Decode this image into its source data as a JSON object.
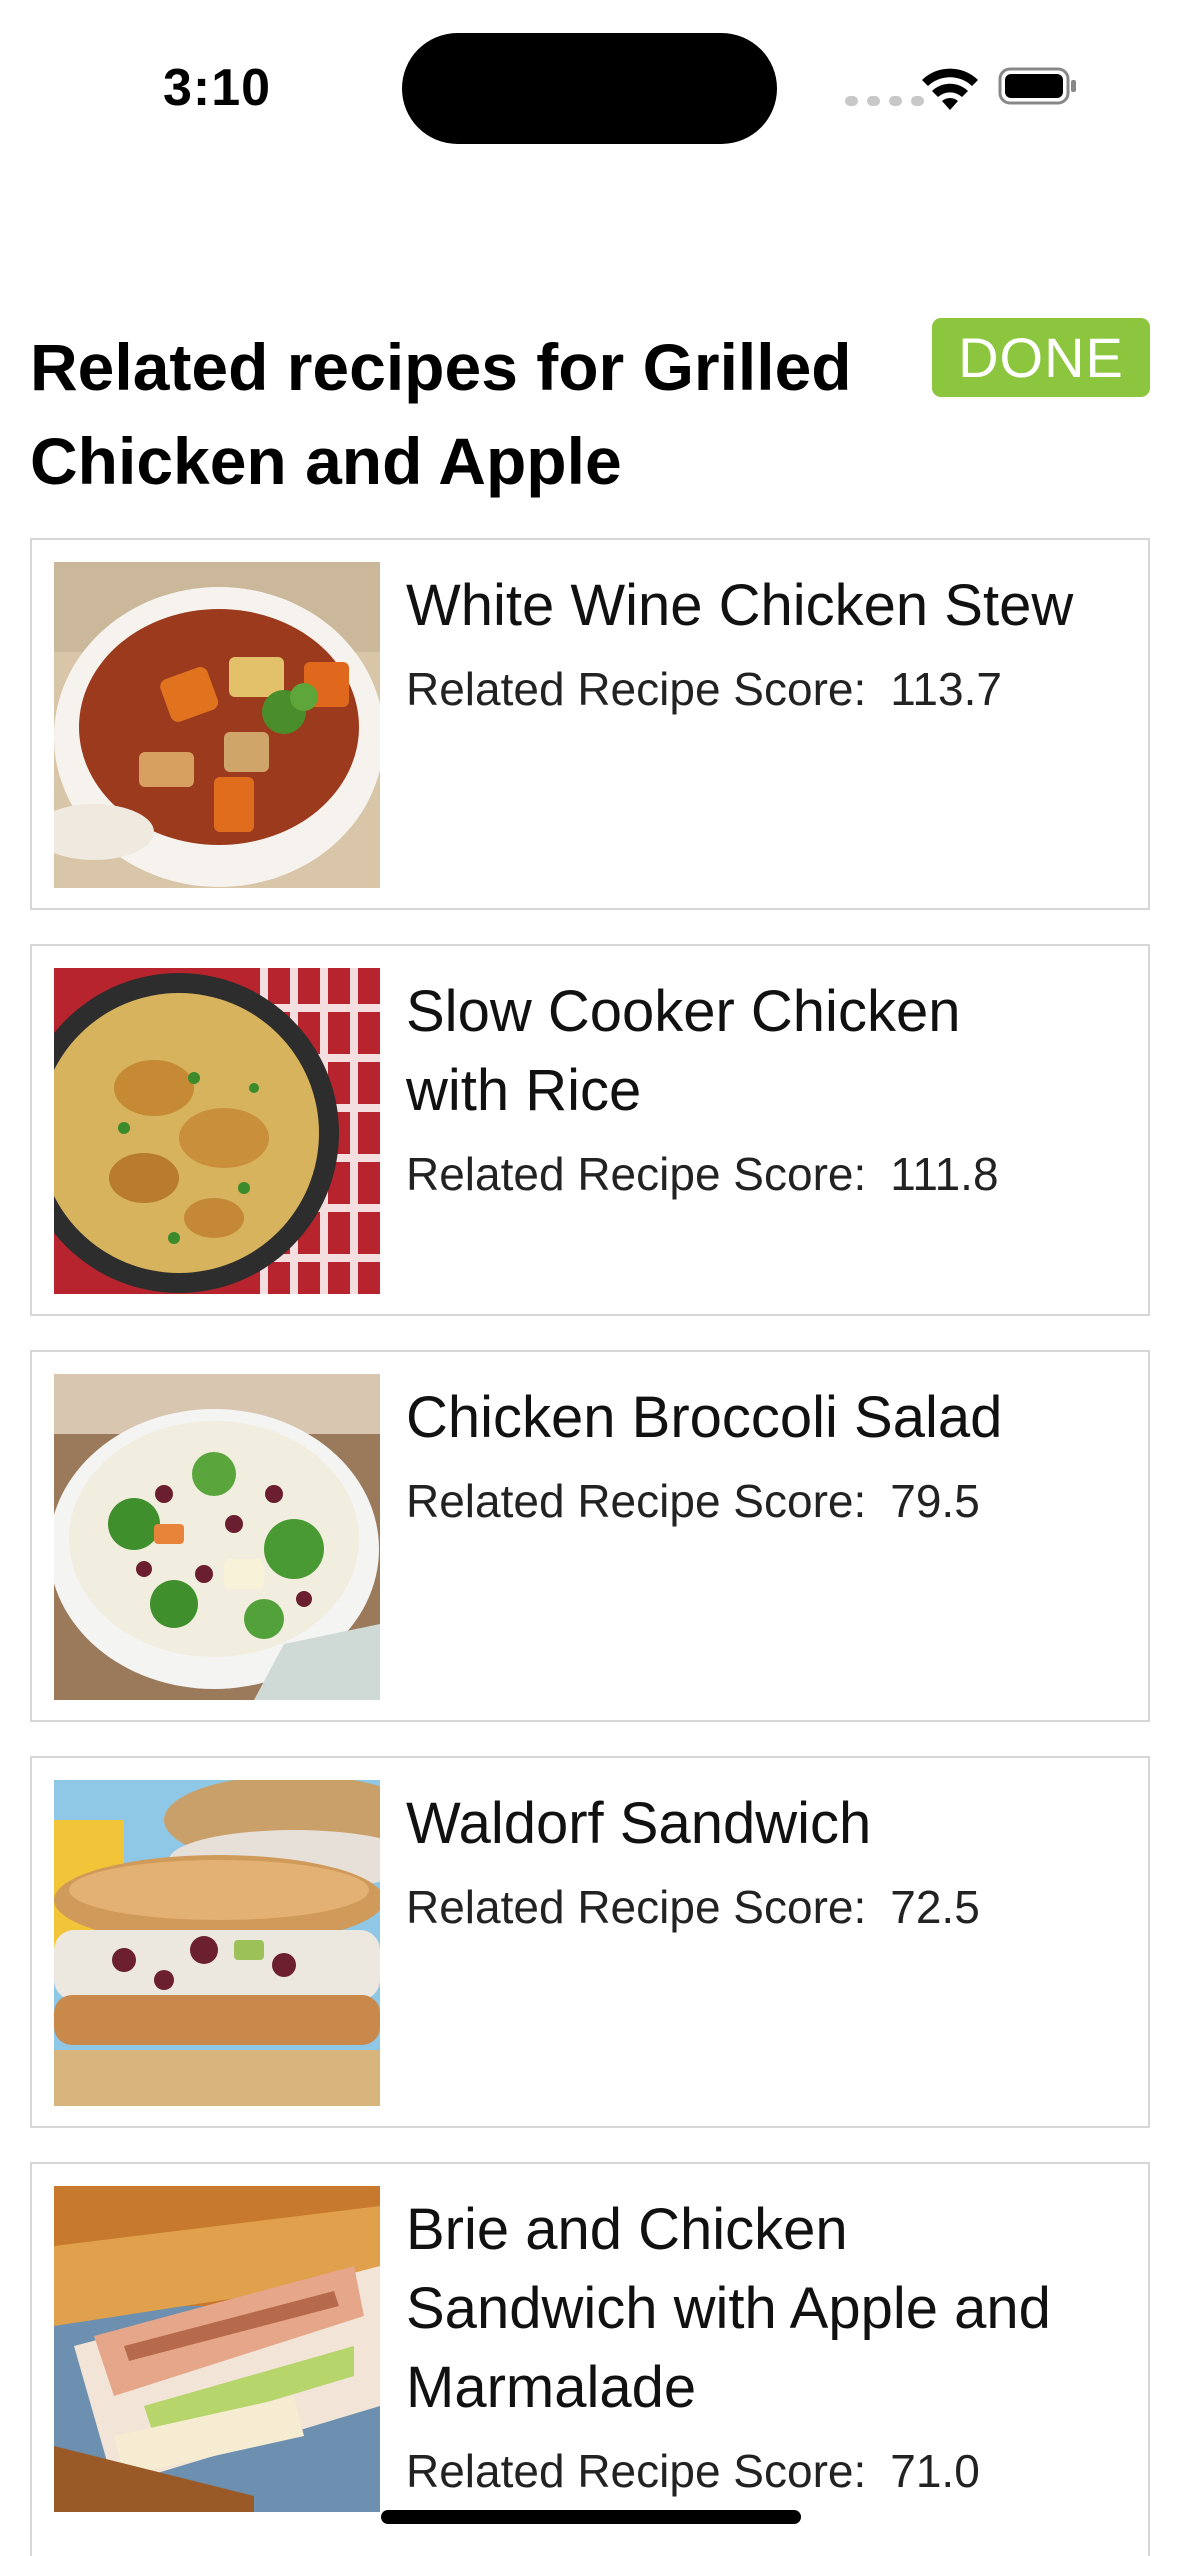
{
  "status_bar": {
    "time": "3:10",
    "icons": [
      "cellular-signal-icon",
      "wifi-icon",
      "battery-icon"
    ]
  },
  "header": {
    "title": "Related recipes for Grilled Chicken and Apple",
    "done_label": "DONE",
    "done_color": "#8cc63f"
  },
  "recipes": [
    {
      "name": "White Wine Chicken Stew",
      "score_label": "Related Recipe Score:",
      "score": "113.7",
      "image": "chicken-stew-image"
    },
    {
      "name": "Slow Cooker Chicken with Rice",
      "score_label": "Related Recipe Score:",
      "score": "111.8",
      "image": "chicken-rice-image"
    },
    {
      "name": "Chicken Broccoli Salad",
      "score_label": "Related Recipe Score:",
      "score": "79.5",
      "image": "broccoli-salad-image"
    },
    {
      "name": "Waldorf Sandwich",
      "score_label": "Related Recipe Score:",
      "score": "72.5",
      "image": "waldorf-sandwich-image"
    },
    {
      "name": "Brie and Chicken Sandwich with Apple and Marmalade",
      "score_label": "Related Recipe Score:",
      "score": "71.0",
      "image": "brie-sandwich-image"
    }
  ]
}
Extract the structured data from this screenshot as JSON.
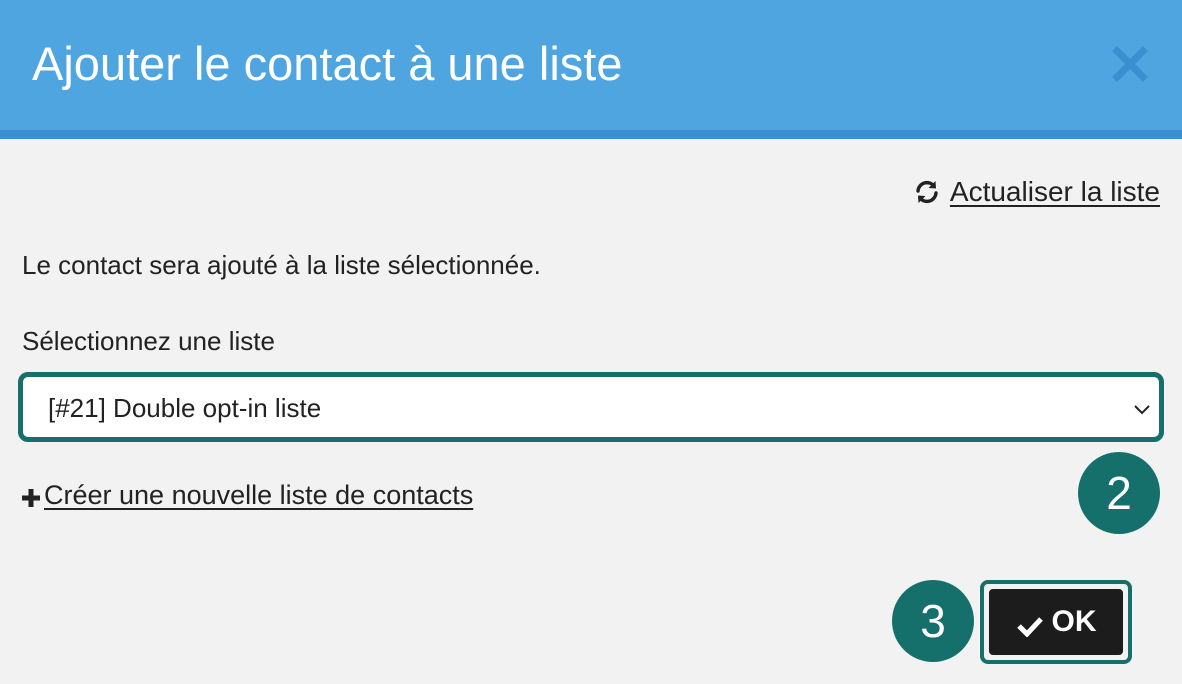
{
  "dialog": {
    "title": "Ajouter le contact à une liste",
    "close_icon": "close-icon",
    "header_color": "#4ea5e0",
    "accent_color": "#156f6a"
  },
  "refresh": {
    "icon": "refresh-icon",
    "label": "Actualiser la liste"
  },
  "help_text": "Le contact sera ajouté à la liste sélectionnée.",
  "list_select": {
    "label": "Sélectionnez une liste",
    "selected": "[#21] Double opt-in liste"
  },
  "create_list": {
    "icon": "plus-icon",
    "label": "Créer une nouvelle liste de contacts"
  },
  "steps": {
    "select_step": "2",
    "ok_step": "3"
  },
  "ok_button": {
    "icon": "check-icon",
    "label": "OK"
  }
}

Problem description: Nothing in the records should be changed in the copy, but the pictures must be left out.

Answer space:
Decode this image into its source data as a JSON object.
{
  "status_bar": {
    "time": "3:10",
    "icons": [
      "cellular-signal-icon",
      "wifi-icon",
      "battery-icon"
    ]
  },
  "header": {
    "title": "Related recipes for Grilled Chicken and Apple",
    "done_label": "DONE",
    "done_color": "#8cc63f"
  },
  "recipes": [
    {
      "name": "White Wine Chicken Stew",
      "score_label": "Related Recipe Score:",
      "score": "113.7",
      "image": "chicken-stew-image"
    },
    {
      "name": "Slow Cooker Chicken with Rice",
      "score_label": "Related Recipe Score:",
      "score": "111.8",
      "image": "chicken-rice-image"
    },
    {
      "name": "Chicken Broccoli Salad",
      "score_label": "Related Recipe Score:",
      "score": "79.5",
      "image": "broccoli-salad-image"
    },
    {
      "name": "Waldorf Sandwich",
      "score_label": "Related Recipe Score:",
      "score": "72.5",
      "image": "waldorf-sandwich-image"
    },
    {
      "name": "Brie and Chicken Sandwich with Apple and Marmalade",
      "score_label": "Related Recipe Score:",
      "score": "71.0",
      "image": "brie-sandwich-image"
    }
  ]
}
Extract the structured data from this screenshot as JSON.
{
  "dialog": {
    "title": "Ajouter le contact à une liste",
    "close_icon": "close-icon",
    "header_color": "#4ea5e0",
    "accent_color": "#156f6a"
  },
  "refresh": {
    "icon": "refresh-icon",
    "label": "Actualiser la liste"
  },
  "help_text": "Le contact sera ajouté à la liste sélectionnée.",
  "list_select": {
    "label": "Sélectionnez une liste",
    "selected": "[#21] Double opt-in liste"
  },
  "create_list": {
    "icon": "plus-icon",
    "label": "Créer une nouvelle liste de contacts"
  },
  "steps": {
    "select_step": "2",
    "ok_step": "3"
  },
  "ok_button": {
    "icon": "check-icon",
    "label": "OK"
  }
}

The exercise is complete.